(Data excerpts)

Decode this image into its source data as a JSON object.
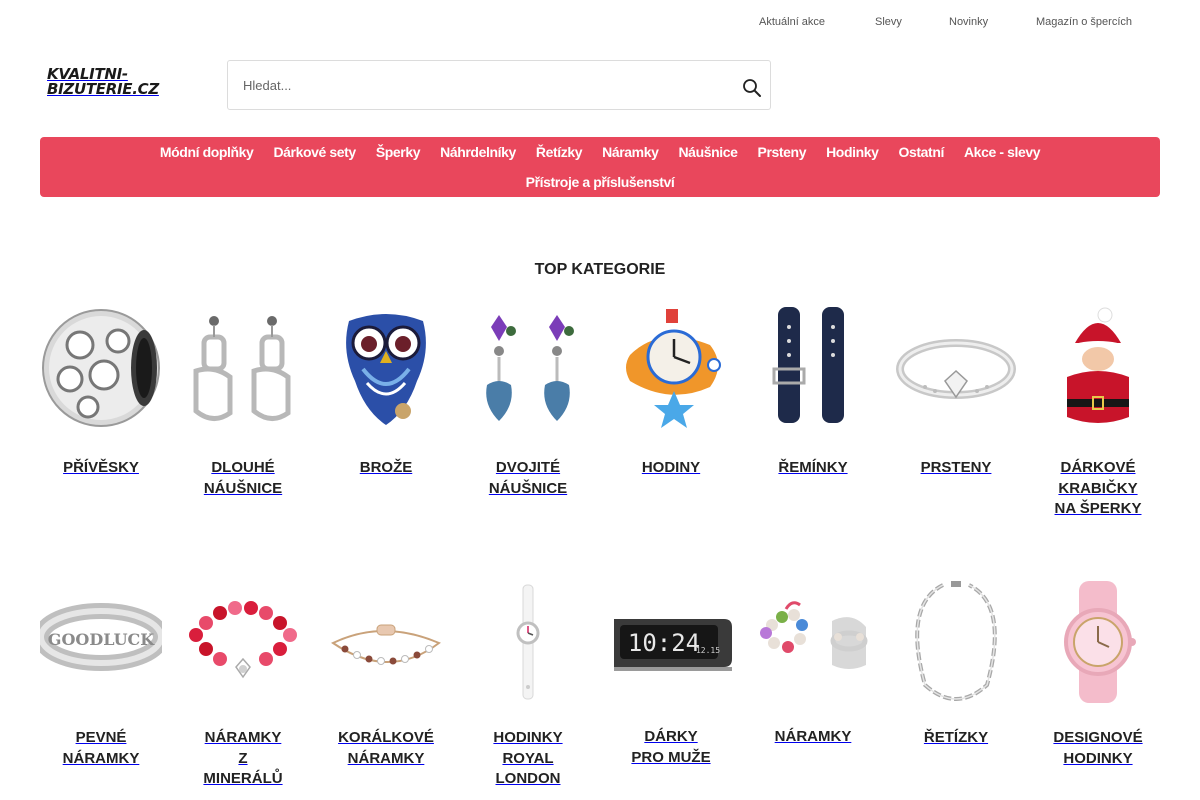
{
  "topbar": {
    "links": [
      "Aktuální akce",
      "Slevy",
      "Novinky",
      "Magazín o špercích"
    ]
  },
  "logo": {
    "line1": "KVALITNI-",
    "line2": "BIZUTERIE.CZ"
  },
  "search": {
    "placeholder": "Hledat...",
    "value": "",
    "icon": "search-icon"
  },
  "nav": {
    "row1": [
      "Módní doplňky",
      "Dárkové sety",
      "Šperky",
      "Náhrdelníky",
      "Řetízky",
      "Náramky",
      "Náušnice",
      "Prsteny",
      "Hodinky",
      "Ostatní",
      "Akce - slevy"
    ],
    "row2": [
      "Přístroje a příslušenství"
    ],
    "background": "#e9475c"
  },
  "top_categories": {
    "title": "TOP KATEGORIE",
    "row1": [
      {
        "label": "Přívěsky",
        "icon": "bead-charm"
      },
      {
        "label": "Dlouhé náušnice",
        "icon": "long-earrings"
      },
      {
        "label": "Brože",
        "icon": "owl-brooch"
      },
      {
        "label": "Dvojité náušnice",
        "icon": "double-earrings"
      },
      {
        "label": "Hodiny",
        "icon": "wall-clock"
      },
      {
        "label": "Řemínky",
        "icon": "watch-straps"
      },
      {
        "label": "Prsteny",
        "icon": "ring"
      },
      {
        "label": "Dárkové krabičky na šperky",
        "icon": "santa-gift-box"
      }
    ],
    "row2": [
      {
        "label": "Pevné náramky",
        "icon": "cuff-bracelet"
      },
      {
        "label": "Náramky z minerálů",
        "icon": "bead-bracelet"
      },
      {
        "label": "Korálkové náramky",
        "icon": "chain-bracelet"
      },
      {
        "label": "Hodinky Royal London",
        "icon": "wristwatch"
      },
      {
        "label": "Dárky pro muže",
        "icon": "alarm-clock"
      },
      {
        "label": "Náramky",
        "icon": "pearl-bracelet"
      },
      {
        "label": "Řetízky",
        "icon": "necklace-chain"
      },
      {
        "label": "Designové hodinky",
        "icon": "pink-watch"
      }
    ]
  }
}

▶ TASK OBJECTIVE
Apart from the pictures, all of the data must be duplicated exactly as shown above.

▶ YOUR SOLUTION
Decode this image into its source data as a JSON object.
{
  "topbar": {
    "links": [
      "Aktuální akce",
      "Slevy",
      "Novinky",
      "Magazín o špercích"
    ]
  },
  "logo": {
    "line1": "KVALITNI-",
    "line2": "BIZUTERIE.CZ"
  },
  "search": {
    "placeholder": "Hledat...",
    "value": "",
    "icon": "search-icon"
  },
  "nav": {
    "row1": [
      "Módní doplňky",
      "Dárkové sety",
      "Šperky",
      "Náhrdelníky",
      "Řetízky",
      "Náramky",
      "Náušnice",
      "Prsteny",
      "Hodinky",
      "Ostatní",
      "Akce - slevy"
    ],
    "row2": [
      "Přístroje a příslušenství"
    ],
    "background": "#e9475c"
  },
  "top_categories": {
    "title": "TOP KATEGORIE",
    "row1": [
      {
        "label": "Přívěsky",
        "icon": "bead-charm"
      },
      {
        "label": "Dlouhé náušnice",
        "icon": "long-earrings"
      },
      {
        "label": "Brože",
        "icon": "owl-brooch"
      },
      {
        "label": "Dvojité náušnice",
        "icon": "double-earrings"
      },
      {
        "label": "Hodiny",
        "icon": "wall-clock"
      },
      {
        "label": "Řemínky",
        "icon": "watch-straps"
      },
      {
        "label": "Prsteny",
        "icon": "ring"
      },
      {
        "label": "Dárkové krabičky na šperky",
        "icon": "santa-gift-box"
      }
    ],
    "row2": [
      {
        "label": "Pevné náramky",
        "icon": "cuff-bracelet"
      },
      {
        "label": "Náramky z minerálů",
        "icon": "bead-bracelet"
      },
      {
        "label": "Korálkové náramky",
        "icon": "chain-bracelet"
      },
      {
        "label": "Hodinky Royal London",
        "icon": "wristwatch"
      },
      {
        "label": "Dárky pro muže",
        "icon": "alarm-clock"
      },
      {
        "label": "Náramky",
        "icon": "pearl-bracelet"
      },
      {
        "label": "Řetízky",
        "icon": "necklace-chain"
      },
      {
        "label": "Designové hodinky",
        "icon": "pink-watch"
      }
    ]
  }
}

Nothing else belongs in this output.